The division between private and publicly owned railways is related to operation rather than ownership. All non-industrial private railways received state grants for construction, while many of NSB's railways were at first organized as limited companies with private owners, although NSB was responsible for all operations and maintenance of the line and rolling stock. For both NSB-run and private, non-industrial railways, municipalities and counties were often the largest owners. Eventually, all the private, non-industrial railways started losing money, and unless they received subsidies, were forced to close. However, the state and municipalities often provided subsidies to keep them operational. The last private railway to close was the Lillesand–Flaksvand Line, in 1958.
The following is a list of the private railways in Norway. It includes the line, type (industrial or public), the owner at the time the railway was closed, the longest length of the line, the gauge, the date the line opened, was nationalized and was closed for passenger and cargo, if applicable. The list only contains industrial railways which at some point had regular passenger transport.
|Dunderland||Industrial||Dunderland Iron Ore Company||22.0||13.7||1,435 mm (4 ft 8+1⁄2 in)||1 November 1904||—||—||—|
|Grimstad||Public||—||22.1||13.7||1,067 mm (3 ft 6 in)||15 September 1907||24 January 1912||1 September 1961||1 September 1961|
|Holmestrand–Vittingfoss||Public||Vestfold Privatbaner||24.4||15.2||1,067 mm (3 ft 6 in)||2 October 1902||—||27 September 1931||1 June 1938|
|Lier||Public||—||20.6||12.8||1,067 mm (3 ft 6 in)||2 October 1904||—||23 October 1932||1 January 1937|

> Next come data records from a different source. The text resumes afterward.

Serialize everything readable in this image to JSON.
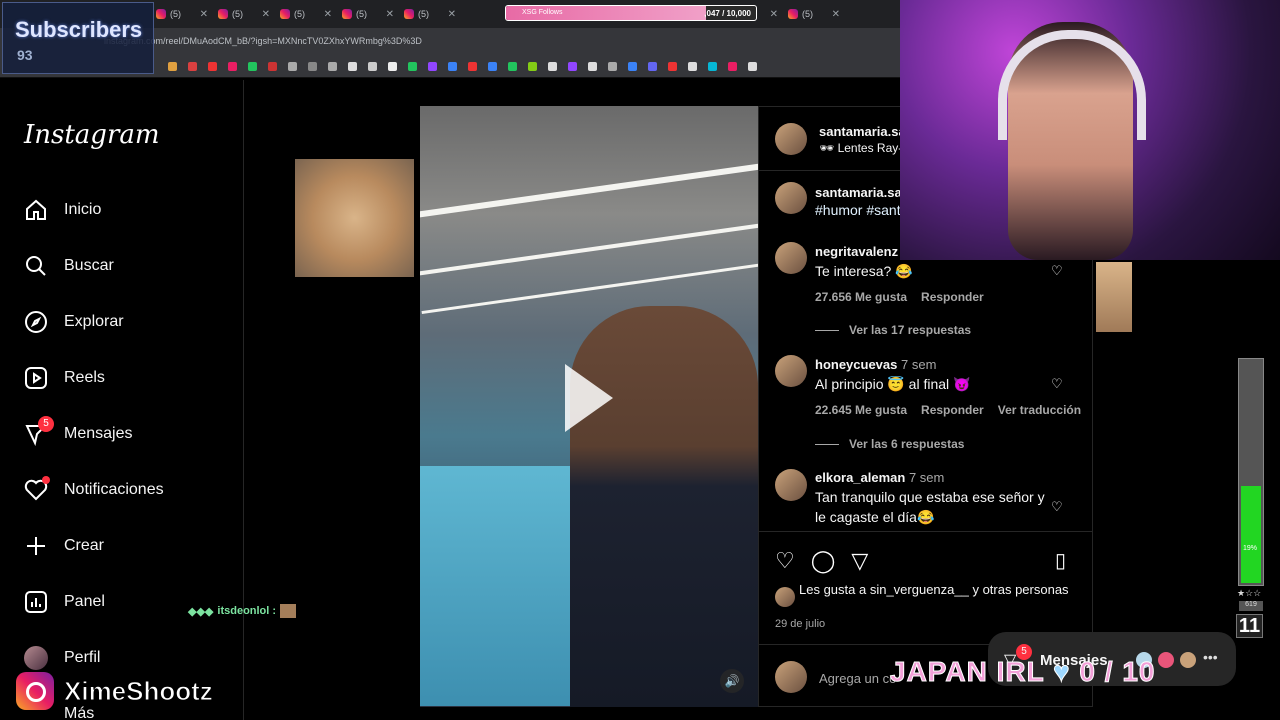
{
  "browser": {
    "tab_label": "(5)",
    "url": "instagram.com/reel/DMuAodCM_bB/?igsh=MXNncTV0ZXhxYWRmbg%3D%3D",
    "xsg_label": "XSG Follows",
    "xsg_count": ",047 / 10,000"
  },
  "overlay": {
    "subscribers_title": "Subscribers",
    "subscribers_count": "93",
    "chat_user": "itsdeonlol :",
    "japan_text": "JAPAN IRL",
    "japan_progress": "0 / 10",
    "brand_name": "XimeShootz",
    "meter_percent": "19%",
    "meter_level_small": "619",
    "meter_level_big": "11",
    "stars": "★☆☆"
  },
  "sidebar": {
    "logo": "Instagram",
    "items": [
      {
        "label": "Inicio",
        "icon": "home-icon"
      },
      {
        "label": "Buscar",
        "icon": "search-icon"
      },
      {
        "label": "Explorar",
        "icon": "compass-icon"
      },
      {
        "label": "Reels",
        "icon": "reels-icon"
      },
      {
        "label": "Mensajes",
        "icon": "messenger-icon",
        "badge": "5"
      },
      {
        "label": "Notificaciones",
        "icon": "heart-icon"
      },
      {
        "label": "Crear",
        "icon": "plus-icon"
      },
      {
        "label": "Panel",
        "icon": "dashboard-icon"
      },
      {
        "label": "Perfil",
        "icon": "profile-avatar"
      },
      {
        "label": "Más",
        "icon": "menu-icon"
      }
    ]
  },
  "post": {
    "author": "santamaria.sa",
    "author_sub": "🕶 Lentes Ray-B",
    "caption_author": "santamaria.sa",
    "caption_tags": "#humor #sant",
    "comments": [
      {
        "user": "negritavalenz",
        "time": "",
        "text": "Te interesa? 😂",
        "likes": "27.656 Me gusta",
        "reply": "Responder",
        "translate": "",
        "replies": "Ver las 17 respuestas"
      },
      {
        "user": "honeycuevas",
        "time": "7 sem",
        "text": "Al principio 😇 al final 😈",
        "likes": "22.645 Me gusta",
        "reply": "Responder",
        "translate": "Ver traducción",
        "replies": "Ver las 6 respuestas"
      },
      {
        "user": "elkora_aleman",
        "time": "7 sem",
        "text": "Tan tranquilo que estaba ese señor y le cagaste el día😂",
        "likes": "",
        "reply": "",
        "translate": "",
        "replies": ""
      }
    ],
    "likes_text": "Les gusta a sin_verguenza__ y otras personas",
    "date": "29 de julio",
    "add_comment_placeholder": "Agrega un co"
  },
  "messages_pill": {
    "label": "Mensajes",
    "badge": "5"
  }
}
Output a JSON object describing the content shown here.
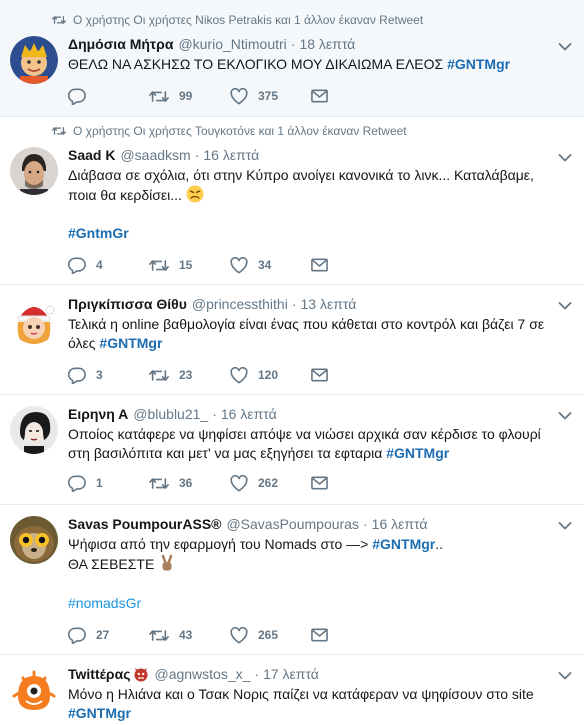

|Lillesand–Flaksvand||Public||—||16.6||10.3||1,067 mm (3 ft 6 in)||4 June 1894||—||15 June 1953||15 June 1953|
|Nesttun–Os||Public||—||26.3||16.3||750 mm (2 ft 5+1⁄2 in)||1 July 1894||—||2 September 1935||2 September 1935|
|Rjukan||Industrial||Norsk Transport||46.0||28.6||1,435 mm (4 ft 8+1⁄2 in)||9 August 1909||—||1 July 1991|
|Solbergfoss||Industrial||Oslo Lysverker||7.9||4.9||1,435 mm (4 ft 8+1⁄2 in)||1918||—||4 January 1965|
|Sulitjelma||Industrial||Elkem||38.5||23.9||1,067 mm (3 ft 6 in)||13 October 1892||—||15 June 1915|
|Thamshavn||Industrial||Salvesen & Thams||25.3||15.7||1,000 mm (3 ft 3+3⁄8 in)||15 July 1908||—||30 May 1974|
|Tønsberg–Eidsfoss||Public||Vestfold Privatbaner||48.0||29.8||1,067 mm (3 ft 6 in)||21 October 1901||—||1 June 1938||1 June 1938|
|Trunk||Public||—||67.8||42.1||1,435 mm (4 ft 8+1⁄2 in)||1 September 1854||4 March 1926||—||—|
|Urskog–Høland||Public||—||56.8||35.3||750 mm (2 ft 5+1⁄2 in)||14 November 1896||1 July 1945||1 July 1960||1 July 1960|
|Valdres||Public||—||108.6||67.5||1,435 mm (4 ft 8+1⁄2 in)||1 September 1902||1 January 1937||1 January 1989||—|
- Aspenberg (1994): 12
- Aspenberg (1994): 14
- Aspenberg (1994): 13–14